**** Input material
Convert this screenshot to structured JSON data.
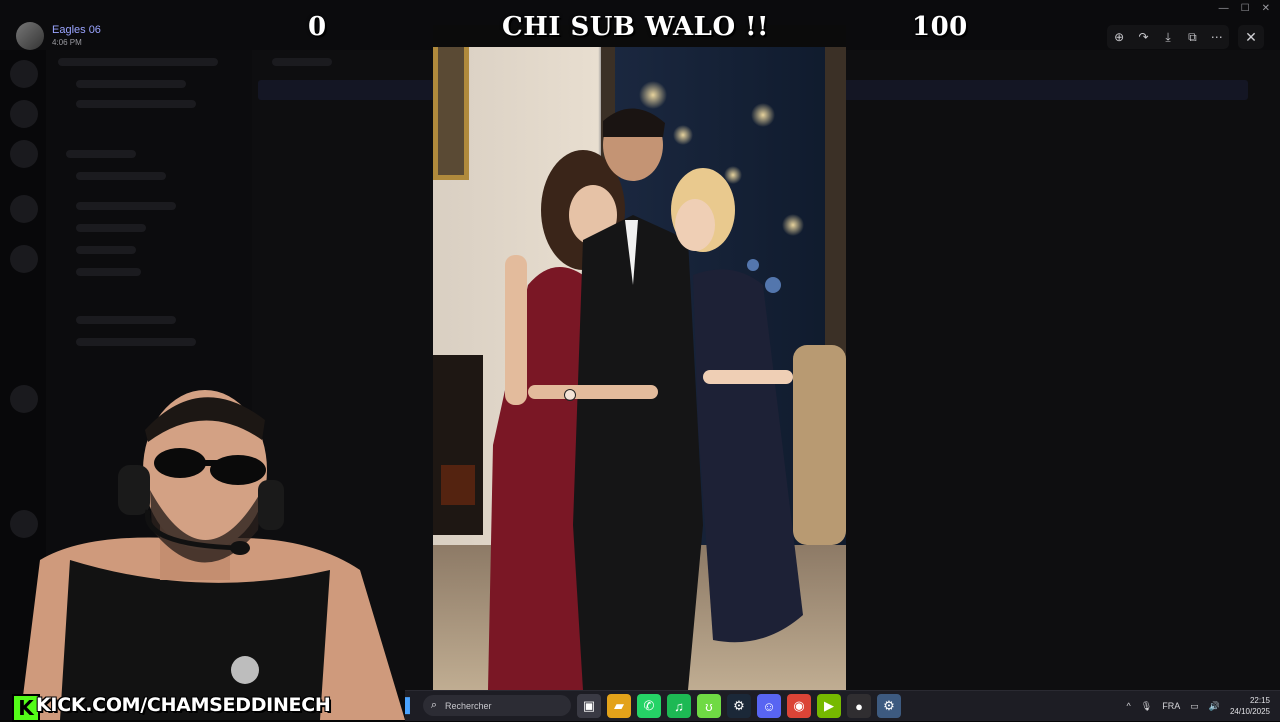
{
  "viewer": {
    "author_name": "Eagles 06",
    "author_time": "4:06 PM",
    "tools": [
      {
        "icon": "zoom-in-icon",
        "glyph": "⊕"
      },
      {
        "icon": "forward-icon",
        "glyph": "↷"
      },
      {
        "icon": "download-icon",
        "glyph": "⤓"
      },
      {
        "icon": "open-external-icon",
        "glyph": "⧉"
      },
      {
        "icon": "more-icon",
        "glyph": "⋯"
      }
    ],
    "close_glyph": "✕"
  },
  "meme": {
    "left_number": "0",
    "caption": "CHI SUB WALO !!",
    "right_number": "100"
  },
  "stream": {
    "kick_logo": "K",
    "kick_url": "KICK.COM/CHAMSEDDINECH"
  },
  "taskbar": {
    "search_placeholder": "Rechercher",
    "language": "FRA",
    "time": "22:15",
    "date": "24/10/2025",
    "apps": [
      {
        "name": "task-view-icon",
        "glyph": "▣",
        "color": "#3a3a44"
      },
      {
        "name": "file-explorer-icon",
        "glyph": "▰",
        "color": "#e3a21a"
      },
      {
        "name": "whatsapp-icon",
        "glyph": "✆",
        "color": "#25d366"
      },
      {
        "name": "spotify-icon",
        "glyph": "♫",
        "color": "#1db954"
      },
      {
        "name": "upwork-icon",
        "glyph": "ʊ",
        "color": "#6fda44"
      },
      {
        "name": "steam-icon",
        "glyph": "⚙",
        "color": "#1b2838"
      },
      {
        "name": "discord-icon",
        "glyph": "☺",
        "color": "#5865f2"
      },
      {
        "name": "chrome-icon",
        "glyph": "◉",
        "color": "#db4437"
      },
      {
        "name": "nvidia-icon",
        "glyph": "▶",
        "color": "#76b900"
      },
      {
        "name": "obs-icon",
        "glyph": "●",
        "color": "#302e31"
      },
      {
        "name": "settings-icon",
        "glyph": "⚙",
        "color": "#3d5a80"
      }
    ]
  },
  "colors": {
    "kick_green": "#53fc18",
    "author_name": "#9aa4ff"
  }
}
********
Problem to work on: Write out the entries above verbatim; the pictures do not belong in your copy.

Your solution:
Convert this screenshot to structured JSON data.
{
  "viewer": {
    "author_name": "Eagles 06",
    "author_time": "4:06 PM",
    "tools": [
      {
        "icon": "zoom-in-icon",
        "glyph": "⊕"
      },
      {
        "icon": "forward-icon",
        "glyph": "↷"
      },
      {
        "icon": "download-icon",
        "glyph": "⤓"
      },
      {
        "icon": "open-external-icon",
        "glyph": "⧉"
      },
      {
        "icon": "more-icon",
        "glyph": "⋯"
      }
    ],
    "close_glyph": "✕"
  },
  "meme": {
    "left_number": "0",
    "caption": "CHI SUB WALO !!",
    "right_number": "100"
  },
  "stream": {
    "kick_logo": "K",
    "kick_url": "KICK.COM/CHAMSEDDINECH"
  },
  "taskbar": {
    "search_placeholder": "Rechercher",
    "language": "FRA",
    "time": "22:15",
    "date": "24/10/2025",
    "apps": [
      {
        "name": "task-view-icon",
        "glyph": "▣",
        "color": "#3a3a44"
      },
      {
        "name": "file-explorer-icon",
        "glyph": "▰",
        "color": "#e3a21a"
      },
      {
        "name": "whatsapp-icon",
        "glyph": "✆",
        "color": "#25d366"
      },
      {
        "name": "spotify-icon",
        "glyph": "♫",
        "color": "#1db954"
      },
      {
        "name": "upwork-icon",
        "glyph": "ʊ",
        "color": "#6fda44"
      },
      {
        "name": "steam-icon",
        "glyph": "⚙",
        "color": "#1b2838"
      },
      {
        "name": "discord-icon",
        "glyph": "☺",
        "color": "#5865f2"
      },
      {
        "name": "chrome-icon",
        "glyph": "◉",
        "color": "#db4437"
      },
      {
        "name": "nvidia-icon",
        "glyph": "▶",
        "color": "#76b900"
      },
      {
        "name": "obs-icon",
        "glyph": "●",
        "color": "#302e31"
      },
      {
        "name": "settings-icon",
        "glyph": "⚙",
        "color": "#3d5a80"
      }
    ]
  },
  "colors": {
    "kick_green": "#53fc18",
    "author_name": "#9aa4ff"
  }
}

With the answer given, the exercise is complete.